> [AIM OF THE EXERCISE]
Tell how many lines in the listing below contain the word "this", giving the number alone.
■ ■ ■ ■ ■ ■ ■
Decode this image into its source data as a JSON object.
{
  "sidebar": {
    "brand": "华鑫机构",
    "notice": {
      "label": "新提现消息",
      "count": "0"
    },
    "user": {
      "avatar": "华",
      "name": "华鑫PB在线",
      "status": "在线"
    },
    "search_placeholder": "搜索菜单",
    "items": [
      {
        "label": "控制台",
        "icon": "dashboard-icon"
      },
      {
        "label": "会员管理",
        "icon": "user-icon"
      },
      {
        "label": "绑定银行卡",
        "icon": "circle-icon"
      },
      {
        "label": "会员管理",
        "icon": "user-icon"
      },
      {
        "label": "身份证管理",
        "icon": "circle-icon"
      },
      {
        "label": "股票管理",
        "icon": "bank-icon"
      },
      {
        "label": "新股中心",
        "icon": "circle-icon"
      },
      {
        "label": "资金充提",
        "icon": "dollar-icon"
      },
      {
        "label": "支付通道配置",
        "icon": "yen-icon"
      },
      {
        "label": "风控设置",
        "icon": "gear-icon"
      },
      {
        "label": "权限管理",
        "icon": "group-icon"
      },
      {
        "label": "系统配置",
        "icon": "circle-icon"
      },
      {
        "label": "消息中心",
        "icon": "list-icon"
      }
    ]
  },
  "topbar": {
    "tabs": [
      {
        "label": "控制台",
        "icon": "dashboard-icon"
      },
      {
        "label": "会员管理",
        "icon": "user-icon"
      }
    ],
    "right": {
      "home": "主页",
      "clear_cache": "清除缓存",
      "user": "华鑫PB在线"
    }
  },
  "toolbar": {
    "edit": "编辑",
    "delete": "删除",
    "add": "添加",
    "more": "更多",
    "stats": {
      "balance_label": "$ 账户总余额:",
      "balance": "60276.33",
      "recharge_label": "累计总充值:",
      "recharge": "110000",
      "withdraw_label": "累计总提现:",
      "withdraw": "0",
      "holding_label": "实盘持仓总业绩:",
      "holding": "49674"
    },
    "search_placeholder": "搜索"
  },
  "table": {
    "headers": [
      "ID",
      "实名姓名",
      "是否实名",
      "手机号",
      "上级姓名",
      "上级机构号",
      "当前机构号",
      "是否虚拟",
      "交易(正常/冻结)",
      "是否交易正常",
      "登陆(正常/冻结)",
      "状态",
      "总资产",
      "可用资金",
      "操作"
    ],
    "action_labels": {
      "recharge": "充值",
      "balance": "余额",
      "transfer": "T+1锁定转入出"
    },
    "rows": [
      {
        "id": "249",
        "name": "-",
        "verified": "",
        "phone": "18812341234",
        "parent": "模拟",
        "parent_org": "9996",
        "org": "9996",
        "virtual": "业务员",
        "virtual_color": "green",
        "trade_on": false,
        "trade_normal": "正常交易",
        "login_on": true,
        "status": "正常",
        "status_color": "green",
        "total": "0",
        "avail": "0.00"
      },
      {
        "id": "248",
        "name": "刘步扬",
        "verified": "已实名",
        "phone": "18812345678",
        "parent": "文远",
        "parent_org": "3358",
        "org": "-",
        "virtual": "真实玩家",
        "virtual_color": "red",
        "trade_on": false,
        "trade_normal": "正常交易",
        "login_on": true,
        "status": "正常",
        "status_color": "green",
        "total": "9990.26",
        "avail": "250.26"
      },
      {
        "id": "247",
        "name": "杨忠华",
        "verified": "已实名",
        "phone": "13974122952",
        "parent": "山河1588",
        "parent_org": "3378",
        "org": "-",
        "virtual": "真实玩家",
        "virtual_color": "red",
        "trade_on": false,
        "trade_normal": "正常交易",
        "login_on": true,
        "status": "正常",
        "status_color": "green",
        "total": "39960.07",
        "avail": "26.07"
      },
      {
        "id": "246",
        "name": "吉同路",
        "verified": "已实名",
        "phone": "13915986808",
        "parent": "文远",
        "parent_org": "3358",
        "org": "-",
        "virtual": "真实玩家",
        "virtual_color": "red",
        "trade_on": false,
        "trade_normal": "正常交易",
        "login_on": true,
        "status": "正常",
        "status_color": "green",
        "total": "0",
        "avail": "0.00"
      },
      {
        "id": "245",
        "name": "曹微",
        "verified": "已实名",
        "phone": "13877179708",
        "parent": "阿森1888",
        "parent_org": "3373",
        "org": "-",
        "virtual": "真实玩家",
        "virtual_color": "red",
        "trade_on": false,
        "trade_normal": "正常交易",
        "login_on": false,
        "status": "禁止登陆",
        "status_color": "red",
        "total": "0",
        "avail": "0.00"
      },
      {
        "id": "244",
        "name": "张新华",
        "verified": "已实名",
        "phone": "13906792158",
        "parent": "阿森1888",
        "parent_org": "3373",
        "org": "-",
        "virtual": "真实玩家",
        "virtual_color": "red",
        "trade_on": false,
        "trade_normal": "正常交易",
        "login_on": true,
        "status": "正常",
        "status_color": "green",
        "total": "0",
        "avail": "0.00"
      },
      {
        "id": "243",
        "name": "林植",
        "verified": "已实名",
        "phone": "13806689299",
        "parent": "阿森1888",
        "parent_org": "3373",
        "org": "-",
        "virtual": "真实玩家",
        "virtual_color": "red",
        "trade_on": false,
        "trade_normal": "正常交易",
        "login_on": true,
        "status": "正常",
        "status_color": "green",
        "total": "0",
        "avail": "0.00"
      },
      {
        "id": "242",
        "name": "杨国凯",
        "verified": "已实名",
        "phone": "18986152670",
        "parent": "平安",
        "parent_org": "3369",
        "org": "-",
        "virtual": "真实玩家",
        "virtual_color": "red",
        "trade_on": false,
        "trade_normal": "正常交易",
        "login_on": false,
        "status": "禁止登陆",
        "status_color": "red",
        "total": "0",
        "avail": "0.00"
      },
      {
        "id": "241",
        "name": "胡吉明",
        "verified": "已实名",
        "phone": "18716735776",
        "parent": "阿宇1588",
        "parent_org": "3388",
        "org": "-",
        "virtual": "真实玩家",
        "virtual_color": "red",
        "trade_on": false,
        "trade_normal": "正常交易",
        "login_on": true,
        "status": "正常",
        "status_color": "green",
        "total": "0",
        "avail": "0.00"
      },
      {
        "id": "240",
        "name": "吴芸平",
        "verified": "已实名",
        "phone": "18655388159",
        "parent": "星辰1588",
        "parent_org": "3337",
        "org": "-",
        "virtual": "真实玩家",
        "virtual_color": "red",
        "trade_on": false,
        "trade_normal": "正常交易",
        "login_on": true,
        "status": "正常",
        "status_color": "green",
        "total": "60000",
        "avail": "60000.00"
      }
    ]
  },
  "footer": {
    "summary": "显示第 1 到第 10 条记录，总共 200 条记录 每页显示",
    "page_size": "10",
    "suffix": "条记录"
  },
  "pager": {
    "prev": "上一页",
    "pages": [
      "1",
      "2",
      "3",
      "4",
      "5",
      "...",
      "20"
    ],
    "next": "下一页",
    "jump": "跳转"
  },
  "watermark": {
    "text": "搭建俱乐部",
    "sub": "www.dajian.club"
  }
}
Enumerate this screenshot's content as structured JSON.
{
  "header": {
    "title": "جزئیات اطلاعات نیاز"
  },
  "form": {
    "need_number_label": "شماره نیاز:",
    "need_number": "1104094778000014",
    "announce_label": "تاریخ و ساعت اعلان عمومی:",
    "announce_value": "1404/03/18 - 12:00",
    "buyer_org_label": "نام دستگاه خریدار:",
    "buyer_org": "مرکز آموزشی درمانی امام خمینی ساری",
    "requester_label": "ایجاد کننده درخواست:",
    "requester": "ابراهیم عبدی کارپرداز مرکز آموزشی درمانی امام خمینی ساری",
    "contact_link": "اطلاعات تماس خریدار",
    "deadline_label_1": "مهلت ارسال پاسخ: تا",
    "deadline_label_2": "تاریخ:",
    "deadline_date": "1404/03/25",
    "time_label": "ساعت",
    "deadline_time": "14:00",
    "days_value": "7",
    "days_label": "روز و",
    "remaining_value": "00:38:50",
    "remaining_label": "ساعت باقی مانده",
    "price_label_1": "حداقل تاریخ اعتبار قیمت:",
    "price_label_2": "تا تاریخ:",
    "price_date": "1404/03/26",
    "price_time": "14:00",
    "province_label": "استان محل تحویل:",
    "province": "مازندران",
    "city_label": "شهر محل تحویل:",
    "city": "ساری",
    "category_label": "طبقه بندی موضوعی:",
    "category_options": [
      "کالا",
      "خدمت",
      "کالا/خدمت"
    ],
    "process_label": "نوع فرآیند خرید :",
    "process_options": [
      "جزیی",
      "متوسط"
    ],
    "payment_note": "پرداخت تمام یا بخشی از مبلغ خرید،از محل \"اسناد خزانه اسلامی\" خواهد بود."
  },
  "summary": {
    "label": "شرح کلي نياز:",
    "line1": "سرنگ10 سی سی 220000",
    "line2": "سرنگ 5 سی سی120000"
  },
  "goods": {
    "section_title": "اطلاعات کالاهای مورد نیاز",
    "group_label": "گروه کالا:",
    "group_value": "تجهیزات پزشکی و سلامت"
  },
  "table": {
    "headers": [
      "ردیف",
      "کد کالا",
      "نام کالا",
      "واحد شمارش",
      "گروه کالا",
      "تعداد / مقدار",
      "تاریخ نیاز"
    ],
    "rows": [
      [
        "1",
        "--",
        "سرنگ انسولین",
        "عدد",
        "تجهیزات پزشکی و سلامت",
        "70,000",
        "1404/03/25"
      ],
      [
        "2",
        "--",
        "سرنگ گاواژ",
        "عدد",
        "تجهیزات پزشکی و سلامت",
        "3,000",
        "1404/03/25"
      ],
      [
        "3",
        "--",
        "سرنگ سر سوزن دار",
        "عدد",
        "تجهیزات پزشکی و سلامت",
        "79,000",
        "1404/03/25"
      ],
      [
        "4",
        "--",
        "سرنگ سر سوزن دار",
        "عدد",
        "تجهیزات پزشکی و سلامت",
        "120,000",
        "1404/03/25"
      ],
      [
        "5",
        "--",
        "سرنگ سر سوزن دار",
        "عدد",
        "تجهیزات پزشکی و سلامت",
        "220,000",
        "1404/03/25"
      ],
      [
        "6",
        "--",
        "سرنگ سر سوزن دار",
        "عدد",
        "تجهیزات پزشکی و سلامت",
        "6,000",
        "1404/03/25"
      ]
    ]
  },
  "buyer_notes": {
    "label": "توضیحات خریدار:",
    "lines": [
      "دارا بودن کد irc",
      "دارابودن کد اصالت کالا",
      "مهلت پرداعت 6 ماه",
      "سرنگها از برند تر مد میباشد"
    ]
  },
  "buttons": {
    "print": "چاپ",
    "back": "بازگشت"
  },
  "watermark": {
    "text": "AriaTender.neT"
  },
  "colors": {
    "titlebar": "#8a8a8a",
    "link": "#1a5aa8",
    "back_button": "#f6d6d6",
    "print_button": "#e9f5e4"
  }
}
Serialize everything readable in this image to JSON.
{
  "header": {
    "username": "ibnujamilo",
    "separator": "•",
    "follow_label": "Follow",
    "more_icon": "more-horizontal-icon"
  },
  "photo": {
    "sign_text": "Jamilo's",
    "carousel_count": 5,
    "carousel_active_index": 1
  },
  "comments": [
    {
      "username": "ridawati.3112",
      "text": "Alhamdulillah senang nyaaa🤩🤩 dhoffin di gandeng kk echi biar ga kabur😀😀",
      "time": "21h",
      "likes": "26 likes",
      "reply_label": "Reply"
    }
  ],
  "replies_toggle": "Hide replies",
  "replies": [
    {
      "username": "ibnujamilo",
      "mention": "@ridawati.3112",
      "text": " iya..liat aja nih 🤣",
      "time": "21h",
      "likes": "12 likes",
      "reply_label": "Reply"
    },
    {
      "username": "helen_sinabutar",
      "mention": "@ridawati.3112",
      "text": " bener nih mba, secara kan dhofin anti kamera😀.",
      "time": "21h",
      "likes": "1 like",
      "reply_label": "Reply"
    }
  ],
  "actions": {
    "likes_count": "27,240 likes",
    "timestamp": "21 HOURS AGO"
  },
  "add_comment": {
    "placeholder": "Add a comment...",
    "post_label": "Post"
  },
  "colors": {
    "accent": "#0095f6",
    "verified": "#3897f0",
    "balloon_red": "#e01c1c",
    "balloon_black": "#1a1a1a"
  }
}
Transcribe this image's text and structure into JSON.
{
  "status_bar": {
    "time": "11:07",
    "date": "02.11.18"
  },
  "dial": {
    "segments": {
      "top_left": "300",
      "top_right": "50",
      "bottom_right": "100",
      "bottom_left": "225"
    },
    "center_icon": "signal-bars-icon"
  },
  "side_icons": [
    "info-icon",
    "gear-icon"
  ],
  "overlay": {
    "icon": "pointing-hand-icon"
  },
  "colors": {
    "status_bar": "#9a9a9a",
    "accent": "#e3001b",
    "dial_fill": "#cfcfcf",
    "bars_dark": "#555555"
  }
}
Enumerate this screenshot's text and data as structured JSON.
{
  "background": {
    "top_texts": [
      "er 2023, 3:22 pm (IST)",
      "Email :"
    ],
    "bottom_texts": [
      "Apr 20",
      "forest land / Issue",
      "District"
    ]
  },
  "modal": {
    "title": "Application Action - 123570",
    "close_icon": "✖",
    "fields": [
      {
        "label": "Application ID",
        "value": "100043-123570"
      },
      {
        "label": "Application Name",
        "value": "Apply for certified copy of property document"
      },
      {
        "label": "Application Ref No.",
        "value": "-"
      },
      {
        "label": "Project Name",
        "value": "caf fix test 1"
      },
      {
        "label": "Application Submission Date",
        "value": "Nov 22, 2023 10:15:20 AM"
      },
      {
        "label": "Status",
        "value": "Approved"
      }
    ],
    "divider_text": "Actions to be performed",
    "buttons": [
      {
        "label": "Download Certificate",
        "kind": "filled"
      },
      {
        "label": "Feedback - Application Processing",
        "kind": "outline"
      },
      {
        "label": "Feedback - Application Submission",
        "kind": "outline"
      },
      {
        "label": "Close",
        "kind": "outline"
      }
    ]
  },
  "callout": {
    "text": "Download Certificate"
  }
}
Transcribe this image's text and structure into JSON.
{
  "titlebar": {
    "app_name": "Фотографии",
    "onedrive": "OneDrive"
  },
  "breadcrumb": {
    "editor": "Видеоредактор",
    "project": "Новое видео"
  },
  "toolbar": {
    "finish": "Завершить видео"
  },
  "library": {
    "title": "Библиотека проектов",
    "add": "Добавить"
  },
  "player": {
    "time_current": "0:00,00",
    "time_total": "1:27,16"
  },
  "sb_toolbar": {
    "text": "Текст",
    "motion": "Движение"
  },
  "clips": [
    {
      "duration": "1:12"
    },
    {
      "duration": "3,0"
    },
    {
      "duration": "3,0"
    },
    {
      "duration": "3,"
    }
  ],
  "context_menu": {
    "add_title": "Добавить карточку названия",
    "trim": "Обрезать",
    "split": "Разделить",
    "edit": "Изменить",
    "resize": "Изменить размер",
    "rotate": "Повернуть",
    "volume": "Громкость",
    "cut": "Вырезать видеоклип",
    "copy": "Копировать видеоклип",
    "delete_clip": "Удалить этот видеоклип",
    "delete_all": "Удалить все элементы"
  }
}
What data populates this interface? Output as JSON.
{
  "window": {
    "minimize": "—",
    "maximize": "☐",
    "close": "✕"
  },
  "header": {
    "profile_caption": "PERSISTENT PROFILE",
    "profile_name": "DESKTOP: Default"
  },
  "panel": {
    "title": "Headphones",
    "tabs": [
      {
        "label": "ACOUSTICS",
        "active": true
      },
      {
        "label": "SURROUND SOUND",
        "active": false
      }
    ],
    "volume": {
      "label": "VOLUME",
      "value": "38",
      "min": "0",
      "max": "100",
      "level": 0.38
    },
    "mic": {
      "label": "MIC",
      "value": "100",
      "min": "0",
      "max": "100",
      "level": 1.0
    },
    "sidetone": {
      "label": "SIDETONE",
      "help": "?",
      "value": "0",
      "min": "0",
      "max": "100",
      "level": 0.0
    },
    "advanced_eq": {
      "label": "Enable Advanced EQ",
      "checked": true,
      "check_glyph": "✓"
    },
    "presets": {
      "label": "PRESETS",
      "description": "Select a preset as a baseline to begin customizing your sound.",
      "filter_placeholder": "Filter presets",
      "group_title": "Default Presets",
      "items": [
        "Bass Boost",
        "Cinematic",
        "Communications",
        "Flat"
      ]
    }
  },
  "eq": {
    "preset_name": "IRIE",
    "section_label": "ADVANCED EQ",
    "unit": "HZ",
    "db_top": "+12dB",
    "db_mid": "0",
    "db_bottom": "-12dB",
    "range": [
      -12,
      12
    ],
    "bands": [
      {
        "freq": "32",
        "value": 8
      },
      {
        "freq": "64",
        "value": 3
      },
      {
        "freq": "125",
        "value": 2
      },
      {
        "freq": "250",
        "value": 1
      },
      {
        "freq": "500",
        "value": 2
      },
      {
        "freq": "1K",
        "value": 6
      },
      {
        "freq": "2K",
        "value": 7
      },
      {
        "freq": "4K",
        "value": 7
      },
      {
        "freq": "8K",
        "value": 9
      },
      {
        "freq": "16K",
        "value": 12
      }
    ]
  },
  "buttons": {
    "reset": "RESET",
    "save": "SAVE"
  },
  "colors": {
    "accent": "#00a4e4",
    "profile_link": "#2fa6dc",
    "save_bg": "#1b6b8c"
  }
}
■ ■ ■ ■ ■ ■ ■
> [ANSWER TO THE EXERCISE]
7